#### Exercise data:
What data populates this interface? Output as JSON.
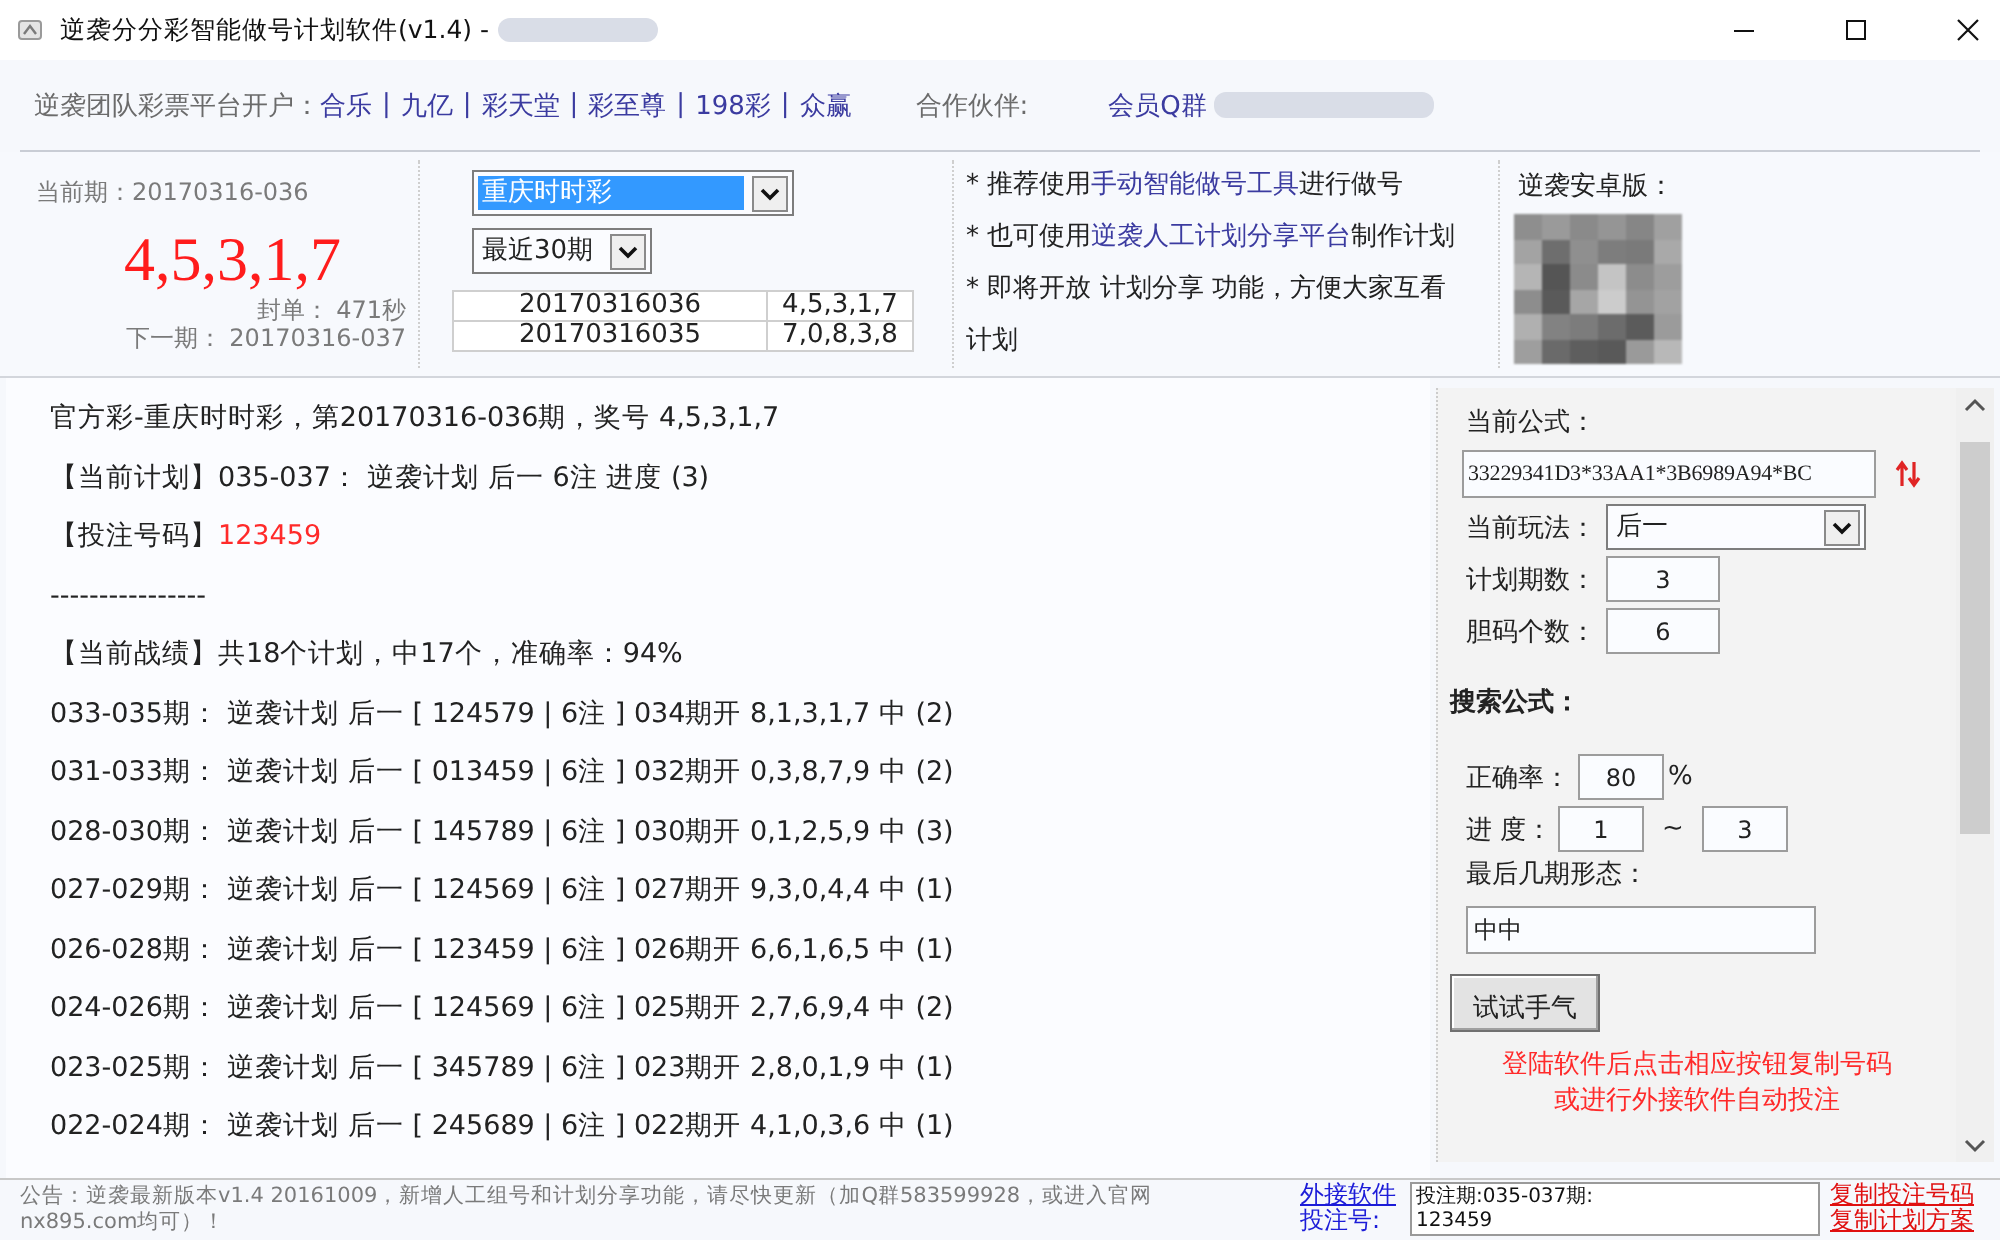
{
  "window": {
    "title": "逆袭分分彩智能做号计划软件(v1.4) -"
  },
  "link_bar": {
    "label": "逆袭团队彩票平台开户：",
    "platforms": [
      {
        "label": "合乐",
        "separator": "|"
      },
      {
        "label": "九亿",
        "separator": "|"
      },
      {
        "label": "彩天堂",
        "separator": "|"
      },
      {
        "label": "彩至尊",
        "separator": "|"
      },
      {
        "label": "198彩",
        "separator": "|"
      },
      {
        "label": "众赢"
      }
    ],
    "partners_label": "合作伙伴:",
    "partner_link": "会员Q群"
  },
  "draw": {
    "current_period": "当前期：20170316-036",
    "numbers": "4,5,3,1,7",
    "close_time": "封单： 471秒",
    "next_period": "下一期： 20170316-037"
  },
  "lottery": {
    "game_select": {
      "value": "重庆时时彩",
      "focused": true
    },
    "range_select": {
      "value": "最近30期",
      "focused": false
    },
    "history": [
      {
        "period": "20170316036",
        "numbers": "4,5,3,1,7"
      },
      {
        "period": "20170316035",
        "numbers": "7,0,8,3,8"
      }
    ]
  },
  "notices": [
    {
      "parts": [
        {
          "kind": "text",
          "text": "* 推荐使用"
        },
        {
          "kind": "link",
          "text": "手动智能做号工具"
        },
        {
          "kind": "text",
          "text": "进行做号"
        }
      ]
    },
    {
      "parts": [
        {
          "kind": "text",
          "text": "* 也可使用"
        },
        {
          "kind": "link",
          "text": "逆袭人工计划分享平台"
        },
        {
          "kind": "text",
          "text": "制作计划"
        }
      ]
    },
    {
      "parts": [
        {
          "kind": "text",
          "text": "* 即将开放 计划分享 功能，方便大家互看计划"
        }
      ]
    }
  ],
  "android": {
    "label": "逆袭安卓版："
  },
  "results": {
    "lines": [
      {
        "kind": "text",
        "text": "官方彩-重庆时时彩，第20170316-036期，奖号 4,5,3,1,7"
      },
      {
        "kind": "text",
        "text": "【当前计划】035-037： 逆袭计划 后一 6注 进度 (3)"
      },
      {
        "kind": "highlight",
        "label": "【投注号码】",
        "value": "123459"
      },
      {
        "kind": "text",
        "text": "----------------"
      },
      {
        "kind": "text",
        "text": "【当前战绩】共18个计划，中17个，准确率：94%"
      },
      {
        "kind": "text",
        "text": "033-035期： 逆袭计划 后一 [ 124579 | 6注 ] 034期开 8,1,3,1,7 中 (2)"
      },
      {
        "kind": "text",
        "text": "031-033期： 逆袭计划 后一 [ 013459 | 6注 ] 032期开 0,3,8,7,9 中 (2)"
      },
      {
        "kind": "text",
        "text": "028-030期： 逆袭计划 后一 [ 145789 | 6注 ] 030期开 0,1,2,5,9 中 (3)"
      },
      {
        "kind": "text",
        "text": "027-029期： 逆袭计划 后一 [ 124569 | 6注 ] 027期开 9,3,0,4,4 中 (1)"
      },
      {
        "kind": "text",
        "text": "026-028期： 逆袭计划 后一 [ 123459 | 6注 ] 026期开 6,6,1,6,5 中 (1)"
      },
      {
        "kind": "text",
        "text": "024-026期： 逆袭计划 后一 [ 124569 | 6注 ] 025期开 2,7,6,9,4 中 (2)"
      },
      {
        "kind": "text",
        "text": "023-025期： 逆袭计划 后一 [ 345789 | 6注 ] 023期开 2,8,0,1,9 中 (1)"
      },
      {
        "kind": "text",
        "text": "022-024期： 逆袭计划 后一 [ 245689 | 6注 ] 022期开 4,1,0,3,6 中 (1)"
      }
    ]
  },
  "formula": {
    "label": "当前公式：",
    "value": "33229341D3*33AA1*3B6989A94*BC",
    "play_label": "当前玩法：",
    "play": "后一",
    "periods_label": "计划期数：",
    "periods": "3",
    "count_label": "胆码个数：",
    "count": "6"
  },
  "search": {
    "title": "搜索公式：",
    "accuracy_label": "正确率：",
    "accuracy": "80",
    "percent": "%",
    "progress_label": "进 度：",
    "progress_from": "1",
    "tilde": "~",
    "progress_to": "3",
    "pattern_label": "最后几期形态：",
    "pattern": "中中",
    "button": "试试手气",
    "hints": [
      "登陆软件后点击相应按钮复制号码",
      "或进行外接软件自动投注"
    ]
  },
  "status_bar": {
    "notice": "公告：逆袭最新版本v1.4 20161009，新增人工组号和计划分享功能，请尽快更新（加Q群583599928，或进入官网nx895.com均可）！",
    "external_link": "外接软件",
    "bet_label": "投注号:",
    "bet_text": "投注期:035-037期:\n123459",
    "copy_links": [
      "复制投注号码",
      "复制计划方案"
    ]
  }
}
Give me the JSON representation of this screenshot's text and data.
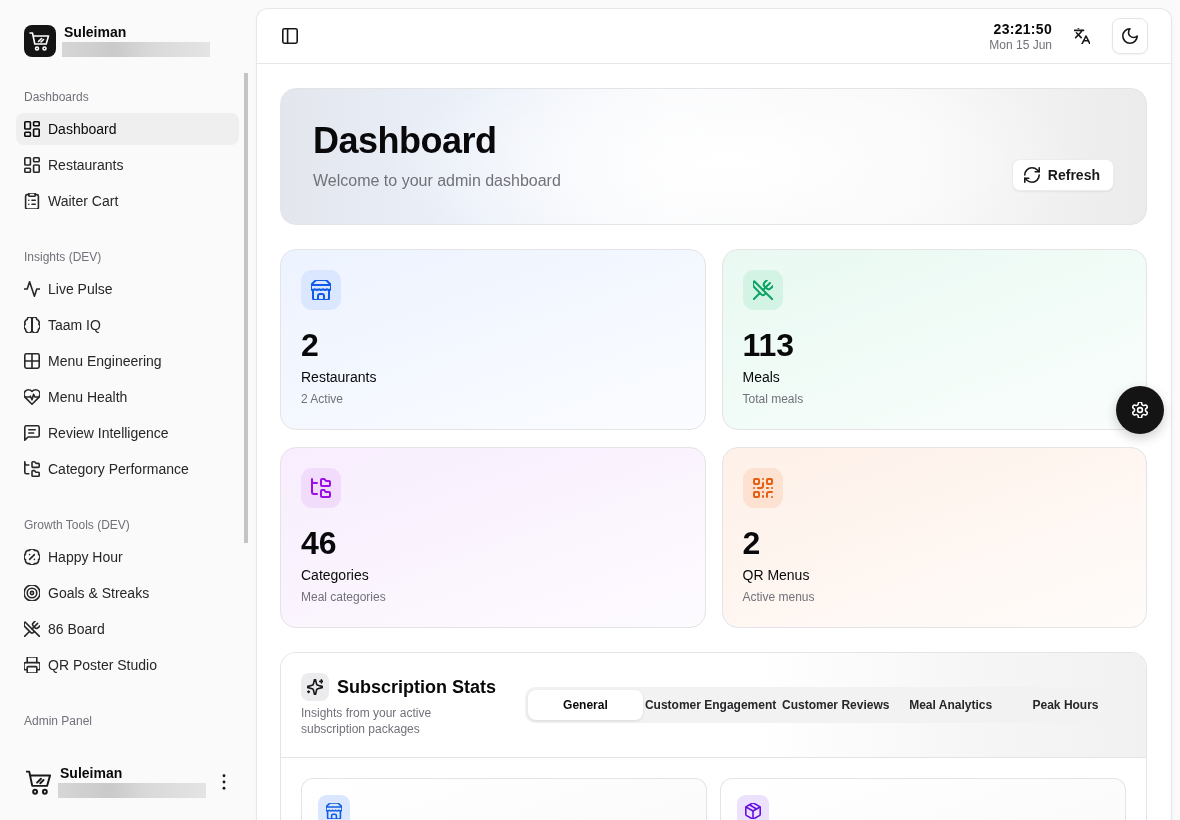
{
  "sidebar": {
    "brand": {
      "name": "Suleiman"
    },
    "sections": [
      {
        "label": "Dashboards",
        "items": [
          {
            "label": "Dashboard",
            "selected": true
          },
          {
            "label": "Restaurants",
            "selected": false
          },
          {
            "label": "Waiter Cart",
            "selected": false
          }
        ]
      },
      {
        "label": "Insights (DEV)",
        "items": [
          {
            "label": "Live Pulse",
            "selected": false
          },
          {
            "label": "Taam IQ",
            "selected": false
          },
          {
            "label": "Menu Engineering",
            "selected": false
          },
          {
            "label": "Menu Health",
            "selected": false
          },
          {
            "label": "Review Intelligence",
            "selected": false
          },
          {
            "label": "Category Performance",
            "selected": false
          }
        ]
      },
      {
        "label": "Growth Tools (DEV)",
        "items": [
          {
            "label": "Happy Hour",
            "selected": false
          },
          {
            "label": "Goals & Streaks",
            "selected": false
          },
          {
            "label": "86 Board",
            "selected": false
          },
          {
            "label": "QR Poster Studio",
            "selected": false
          }
        ]
      },
      {
        "label": "Admin Panel"
      }
    ],
    "user": {
      "name": "Suleiman"
    }
  },
  "header": {
    "time": "23:21:50",
    "date": "Mon 15 Jun"
  },
  "hero": {
    "title": "Dashboard",
    "subtitle": "Welcome to your admin dashboard",
    "refresh_button": "Refresh"
  },
  "stats": [
    {
      "value": "2",
      "label": "Restaurants",
      "note": "2 Active",
      "color": "#dbe7fe"
    },
    {
      "value": "113",
      "label": "Meals",
      "note": "Total meals",
      "color": "#d3f3e5"
    },
    {
      "value": "46",
      "label": "Categories",
      "note": "Meal categories",
      "color": "#f1dcfc"
    },
    {
      "value": "2",
      "label": "QR Menus",
      "note": "Active menus",
      "color": "#fde2d2"
    }
  ],
  "subscription": {
    "title": "Subscription Stats",
    "subtitle": "Insights from your active subscription packages",
    "tabs": [
      {
        "label": "General",
        "selected": true
      },
      {
        "label": "Customer Engagement",
        "selected": false
      },
      {
        "label": "Customer Reviews",
        "selected": false
      },
      {
        "label": "Meal Analytics",
        "selected": false
      },
      {
        "label": "Peak Hours",
        "selected": false
      }
    ],
    "cards": [
      {
        "color": "#dbe7fe"
      },
      {
        "color": "#ede2fd"
      }
    ]
  }
}
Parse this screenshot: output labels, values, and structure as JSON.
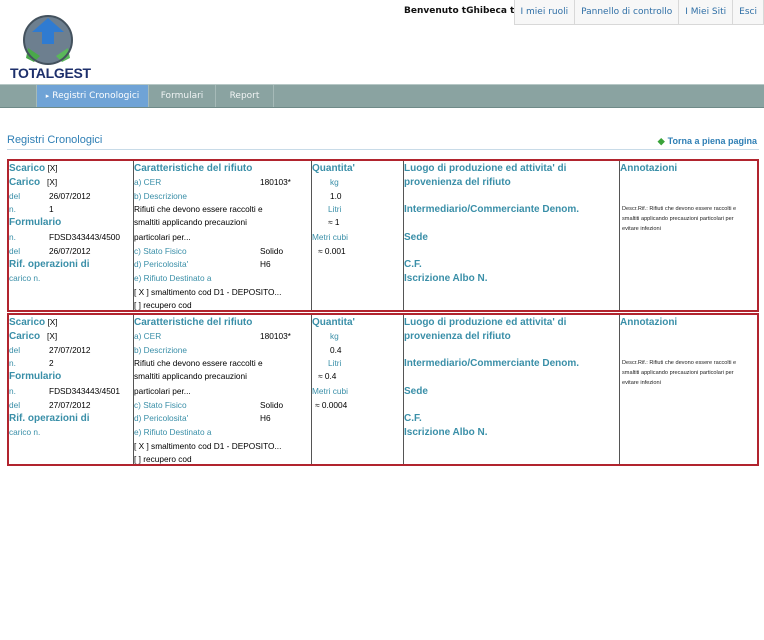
{
  "app": {
    "logo_text": "TOTALGEST",
    "welcome": "Benvenuto tGhibeca tGhibeca!",
    "topnav": [
      "I miei ruoli",
      "Pannello di controllo",
      "I Miei Siti",
      "Esci"
    ],
    "menu": [
      "Registri Cronologici",
      "Formulari",
      "Report"
    ],
    "page_title": "Registri Cronologici",
    "back_link": "Torna a piena pagina"
  },
  "labels": {
    "scarico": "Scarico",
    "carico": "Carico",
    "del": "del",
    "n": "n.",
    "formulario": "Formulario",
    "rif_operazioni": "Rif. operazioni di",
    "carico_n": "carico n.",
    "caratteristiche": "Caratteristiche del rifiuto",
    "cer": "a) CER",
    "descrizione": "b) Descrizione",
    "stato_fisico": "c) Stato Fisico",
    "pericolosita": "d) Pericolosita'",
    "destinato": "e) Rifiuto Destinato a",
    "quantita": "Quantita'",
    "kg": "kg",
    "litri": "Litri",
    "metri_cubi": "Metri cubi",
    "luogo_1": "Luogo di produzione ed attivita' di",
    "luogo_2": "provenienza del rifiuto",
    "intermediario": "Intermediario/Commerciante Denom.",
    "sede": "Sede",
    "cf": "C.F.",
    "iscrizione": "Iscrizione Albo N.",
    "annotazioni": "Annotazioni"
  },
  "records": [
    {
      "scarico": "[X]",
      "carico": "[X]",
      "del": "26/07/2012",
      "n": "1",
      "formulario_n": "FDSD343443/4500",
      "formulario_del": "26/07/2012",
      "cer": "180103*",
      "desc_1": "Rifiuti che devono essere raccolti e",
      "desc_2": "smaltiti applicando precauzioni",
      "desc_3": "particolari per...",
      "stato_fisico": "Solido",
      "pericolosita": "H6",
      "smaltimento": "[ X ] smaltimento cod D1 - DEPOSITO...",
      "recupero": "[ ] recupero cod",
      "kg": "1.0",
      "litri": "≈ 1",
      "metri_cubi": "≈ 0.001",
      "note": "Descr.Rif.: Rifiuti che devono essere raccolti e smaltiti applicando precauzioni particolari per evitare infezioni"
    },
    {
      "scarico": "[X]",
      "carico": "[X]",
      "del": "27/07/2012",
      "n": "2",
      "formulario_n": "FDSD343443/4501",
      "formulario_del": "27/07/2012",
      "cer": "180103*",
      "desc_1": "Rifiuti che devono essere raccolti e",
      "desc_2": "smaltiti applicando precauzioni",
      "desc_3": "particolari per...",
      "stato_fisico": "Solido",
      "pericolosita": "H6",
      "smaltimento": "[ X ] smaltimento cod D1 - DEPOSITO...",
      "recupero": "[ ] recupero cod",
      "kg": "0.4",
      "litri": "≈ 0.4",
      "metri_cubi": "≈ 0.0004",
      "note": "Descr.Rif.: Rifiuti che devono essere raccolti e smaltiti applicando precauzioni particolari per evitare infezioni"
    }
  ]
}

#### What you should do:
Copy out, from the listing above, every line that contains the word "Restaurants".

#### Task answer:
            "label": "Restaurants",
      "label": "Restaurants",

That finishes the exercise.